Why don't consumers use electronic banking products? towards a theory of obstacles, incentives, and opportunities
This paper proposes a framework for describing why consumers use electronic banking products such as electronic bill payment, credit cards, debit cards, stored value, and e-cash. The paper surveys the literature; reports on the results of several studies, and develops a framework for evaluating consumer electronic banking usage. The framework includes three primary factors that explain consumer electronic banking usage: (1) household wealth, (2) personal preferences (e.g., convenience, budgeting, control, incentives, involvement, security), and (3) transaction-specific factors (e.g., dollar size, variability of dollar amount, offline versus online location, etc.). A number of ad hoc theories could be created to explain payment instrument successes on a case by case basis. However, the author proposes that this general decision-making framework is a superior tool for management and public policy analysis because of its simplicity, ability to explain a range of outcomes, and ability to develop testable forecasts.
AUTHORS: Mantel, Brian
Financial account aggregation: the liability perspective

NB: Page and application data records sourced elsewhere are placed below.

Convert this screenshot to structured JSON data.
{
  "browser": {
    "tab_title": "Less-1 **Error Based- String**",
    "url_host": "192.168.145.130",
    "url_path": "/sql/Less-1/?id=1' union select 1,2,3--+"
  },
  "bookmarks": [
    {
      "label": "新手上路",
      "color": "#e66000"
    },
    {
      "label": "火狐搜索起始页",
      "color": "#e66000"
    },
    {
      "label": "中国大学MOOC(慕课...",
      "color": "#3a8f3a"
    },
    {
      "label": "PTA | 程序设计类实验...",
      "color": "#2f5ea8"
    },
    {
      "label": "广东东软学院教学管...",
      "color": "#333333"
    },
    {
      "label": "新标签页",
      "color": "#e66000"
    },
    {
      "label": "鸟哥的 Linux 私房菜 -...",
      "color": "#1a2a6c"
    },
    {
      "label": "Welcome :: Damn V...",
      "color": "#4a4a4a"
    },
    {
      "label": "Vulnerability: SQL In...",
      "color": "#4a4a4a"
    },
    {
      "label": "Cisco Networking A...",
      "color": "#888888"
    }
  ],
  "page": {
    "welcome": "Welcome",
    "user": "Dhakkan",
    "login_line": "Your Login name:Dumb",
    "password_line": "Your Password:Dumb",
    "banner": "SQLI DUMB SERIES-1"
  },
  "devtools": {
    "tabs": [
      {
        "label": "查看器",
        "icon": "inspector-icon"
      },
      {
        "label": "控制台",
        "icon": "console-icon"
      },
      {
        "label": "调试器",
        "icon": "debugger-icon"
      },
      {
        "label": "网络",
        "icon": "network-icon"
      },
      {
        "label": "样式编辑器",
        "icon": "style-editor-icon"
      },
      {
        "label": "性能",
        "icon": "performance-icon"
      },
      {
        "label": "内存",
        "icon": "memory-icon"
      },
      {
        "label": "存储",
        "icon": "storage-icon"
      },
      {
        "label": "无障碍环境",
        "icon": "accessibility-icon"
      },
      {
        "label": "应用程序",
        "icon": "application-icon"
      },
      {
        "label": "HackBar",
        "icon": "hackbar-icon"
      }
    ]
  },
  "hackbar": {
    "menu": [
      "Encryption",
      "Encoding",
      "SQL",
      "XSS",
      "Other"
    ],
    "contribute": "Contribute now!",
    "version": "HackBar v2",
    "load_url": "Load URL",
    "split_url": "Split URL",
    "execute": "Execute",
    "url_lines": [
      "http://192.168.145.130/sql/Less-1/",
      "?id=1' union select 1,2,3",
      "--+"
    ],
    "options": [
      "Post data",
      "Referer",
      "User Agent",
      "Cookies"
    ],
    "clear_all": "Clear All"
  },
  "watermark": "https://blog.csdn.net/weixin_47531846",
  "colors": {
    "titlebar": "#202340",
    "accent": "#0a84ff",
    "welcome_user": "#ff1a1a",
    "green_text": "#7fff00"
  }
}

This article describes financial account aggregation and explores potential financial risks to the consumer and account holding financial institutions from aggregation. The current state of the law and contractual relationships relevant to such risks are analyzed. These risks include, theoretically, an increase in the incidence of unauthorized transactions due to the concentration of information (including consumer user/IDs and passwords) and losses to the consumer as a result of reliance upon bad or old account data. ; The following conclusions are reached under the law as it is today: (1) parties other than the consumer appear to bear the ultimate liability for financial losses in most situations where an unauthorized transaction occurs (whether or not the consumer has signed up for an aggregation service), and (2) parties other than the account holding financial institution appear to bear the ultimate responsibility for financial losses resulting from unauthorized transactions in a number of situations. With respect to losses resulting from reliance upon bad account data, it is suggested that this has not been much of a practical problem to date; however, if it does become problematic, the consumer will probably have a more difficult time shifting losses to either the account holding financial institution or another party. ; The Article evaluates whether the currently existing laws and regulations are adequate to protect consumers and concludes that additional regulation is not needed at this time, given both the absence of any significant dollar clearly losses clearly tied to aggregation and the relatively small number of consumers using aggregation. It suggests that existing laws and regulations may be sufficient to protect the consumer and that new laws and regulations should not be added until it has been demonstrated that existing ones are not adequate to handle problems with aggregation services. It points out that where theoretical problems are "solved" by new legislation/regulations before problems actually develop, the solutions may be unnecessary or result in unanticipated negative consequences. It recommends that regulators continue to monitor business practices and developments in connection with the aggregation product and take regulatory action if the need arises.
AUTHORS: Spiotto, Ann H.